The Boston University Electronics Design Facility is building next-generation readout electronics for the CMS experiment at CERN in Geneva, Switzerland. CERN is the home of the Large Hadron Collider, the world's largest machine!

The LHC is currently circulating bunches of protons at 7 TeV. To put that in everyday terms, the total energy of one bunch of protons is about 110 kJ, which is enough energy to lift a typical 200T diesel locomotive 50 meters in the air!

Instead of lifting locomotives, the protons collide head-on, recreating conditions which have not existed since shortly after the big bang. New particles such as the elusive Higgs Boson may be created, giving us a unique understanding of how all matter achieves it's mass.

Each collision produces hundreds or thousands of secondary particles, which are captured by a huge underground detector (4 stories high). The detector is essentially a 3-dimensional digital camera, which takes a 100 Mega-pixel 3D photo 40 million times per second! That's something like 5,000 Gigabytes per second.

Data, data and more data!

What happens to all this data? Each event ("photo") is examined by a trigger system to see if it contains any potentially interesting particle interactions. If the trigger sends an accept ("yes") signal, the data is send to a "farm" of computer servers for further processing and storage. Much of this processing is performed by Xilinx FPGAs on boards built at Universities (including Boston University) and labs worldwide.

The current generation of readout electronics for a portion of the CMS detector called HCAL (Hadron Calorimeter) was built using the VMEbus standard at Boston University.
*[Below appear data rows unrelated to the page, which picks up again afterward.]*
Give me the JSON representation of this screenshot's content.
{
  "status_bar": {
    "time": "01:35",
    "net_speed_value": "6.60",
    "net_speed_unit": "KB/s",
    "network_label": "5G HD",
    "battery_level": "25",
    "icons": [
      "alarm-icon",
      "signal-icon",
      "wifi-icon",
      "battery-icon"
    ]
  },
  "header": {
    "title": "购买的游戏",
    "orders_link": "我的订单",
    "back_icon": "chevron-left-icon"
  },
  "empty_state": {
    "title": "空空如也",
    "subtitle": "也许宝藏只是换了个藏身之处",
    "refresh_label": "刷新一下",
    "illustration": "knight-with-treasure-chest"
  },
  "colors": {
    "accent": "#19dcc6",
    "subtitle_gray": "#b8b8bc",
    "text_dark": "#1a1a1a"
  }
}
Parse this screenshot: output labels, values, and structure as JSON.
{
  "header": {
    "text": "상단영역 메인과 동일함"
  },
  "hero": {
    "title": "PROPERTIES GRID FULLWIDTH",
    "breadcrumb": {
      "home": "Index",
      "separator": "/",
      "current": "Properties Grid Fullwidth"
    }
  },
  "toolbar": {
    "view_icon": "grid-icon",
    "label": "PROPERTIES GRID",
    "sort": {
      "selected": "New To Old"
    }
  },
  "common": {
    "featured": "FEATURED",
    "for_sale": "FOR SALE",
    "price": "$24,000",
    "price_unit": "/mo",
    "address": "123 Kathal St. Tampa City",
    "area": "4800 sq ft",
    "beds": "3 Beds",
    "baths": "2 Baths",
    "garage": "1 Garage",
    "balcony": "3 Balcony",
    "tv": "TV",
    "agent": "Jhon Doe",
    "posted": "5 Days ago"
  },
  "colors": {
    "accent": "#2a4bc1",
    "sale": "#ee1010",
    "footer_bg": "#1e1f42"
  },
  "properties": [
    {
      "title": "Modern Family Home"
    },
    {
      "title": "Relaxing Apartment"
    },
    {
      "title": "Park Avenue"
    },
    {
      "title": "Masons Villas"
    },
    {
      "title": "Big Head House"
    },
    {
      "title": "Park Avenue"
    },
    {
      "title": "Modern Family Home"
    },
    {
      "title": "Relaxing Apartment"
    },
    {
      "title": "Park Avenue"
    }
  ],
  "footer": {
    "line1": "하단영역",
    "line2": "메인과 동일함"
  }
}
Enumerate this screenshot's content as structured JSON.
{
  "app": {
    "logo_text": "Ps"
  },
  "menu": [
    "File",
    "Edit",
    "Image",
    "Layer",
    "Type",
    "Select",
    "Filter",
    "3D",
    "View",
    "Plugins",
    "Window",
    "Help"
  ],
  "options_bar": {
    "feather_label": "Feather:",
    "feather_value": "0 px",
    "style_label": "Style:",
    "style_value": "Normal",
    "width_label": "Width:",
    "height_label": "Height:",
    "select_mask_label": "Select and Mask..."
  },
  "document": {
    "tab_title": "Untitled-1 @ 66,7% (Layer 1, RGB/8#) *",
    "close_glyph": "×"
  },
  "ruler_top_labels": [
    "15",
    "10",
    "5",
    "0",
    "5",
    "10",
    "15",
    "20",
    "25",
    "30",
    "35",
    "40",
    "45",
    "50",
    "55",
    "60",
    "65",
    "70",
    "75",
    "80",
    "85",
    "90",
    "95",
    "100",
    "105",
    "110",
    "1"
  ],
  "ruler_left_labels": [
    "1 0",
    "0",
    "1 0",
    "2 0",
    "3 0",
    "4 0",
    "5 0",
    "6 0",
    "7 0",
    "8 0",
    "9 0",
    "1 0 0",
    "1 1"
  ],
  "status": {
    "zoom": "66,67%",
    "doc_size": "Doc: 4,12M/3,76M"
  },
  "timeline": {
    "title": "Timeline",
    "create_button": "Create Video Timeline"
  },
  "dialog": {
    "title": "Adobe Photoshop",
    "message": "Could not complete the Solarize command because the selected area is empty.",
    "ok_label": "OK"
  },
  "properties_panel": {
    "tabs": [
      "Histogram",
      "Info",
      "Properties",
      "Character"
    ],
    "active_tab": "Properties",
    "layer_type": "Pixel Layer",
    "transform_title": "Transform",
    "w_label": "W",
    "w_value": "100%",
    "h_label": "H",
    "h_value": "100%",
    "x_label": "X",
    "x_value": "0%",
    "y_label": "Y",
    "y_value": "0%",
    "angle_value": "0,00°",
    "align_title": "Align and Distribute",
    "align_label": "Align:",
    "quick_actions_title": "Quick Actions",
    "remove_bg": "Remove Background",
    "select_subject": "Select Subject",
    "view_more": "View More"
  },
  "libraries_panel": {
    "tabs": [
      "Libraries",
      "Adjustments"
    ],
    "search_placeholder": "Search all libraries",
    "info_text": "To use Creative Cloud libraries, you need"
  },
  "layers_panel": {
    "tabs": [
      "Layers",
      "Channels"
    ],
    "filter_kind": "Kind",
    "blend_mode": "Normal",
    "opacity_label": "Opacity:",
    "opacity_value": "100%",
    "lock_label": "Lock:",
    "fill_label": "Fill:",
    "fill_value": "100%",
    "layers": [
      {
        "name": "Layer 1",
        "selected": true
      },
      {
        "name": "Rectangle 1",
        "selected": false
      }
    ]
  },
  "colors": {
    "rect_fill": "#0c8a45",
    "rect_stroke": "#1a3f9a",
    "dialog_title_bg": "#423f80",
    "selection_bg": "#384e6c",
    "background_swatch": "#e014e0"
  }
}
Shown here is one of 32 "crates" of electronics. As you can see, a lot of cables are required to carry data between electronics modules. Incidentally, one HCAL electronics crate contains about 56 Xilinx FPGAs, mostly from the Spartan-3 and Virtex-2 families.


Upgrades are currently underway to increase the energy and intensity of the LHC beams, producing up to 10 times as much data. The current electronics will be replaced starting next year with new electronics built using the new telecommunications standard MicroTCA.

A MicroTCA board (example shown to the right) is a small board which typically contains one or two large FPGAs and a connector to the backplane in the crate. Each module can transfer up to 20 Gigabytes per second to other modules via the backplane. Newer Xilinx FPGAs are ideal for use in MicroTCA modules, as they contain high-speed serializer/deserializer blocks which can directly interface to the backplane.

The EDF is supplying AMC13 modules for use in MicroTCA crates throughout CMS. See for details.

Prototype MicroTCA Hub Card designed in the EDF

Display of particle tracks resulting from 7 TeV proton collision at the LHC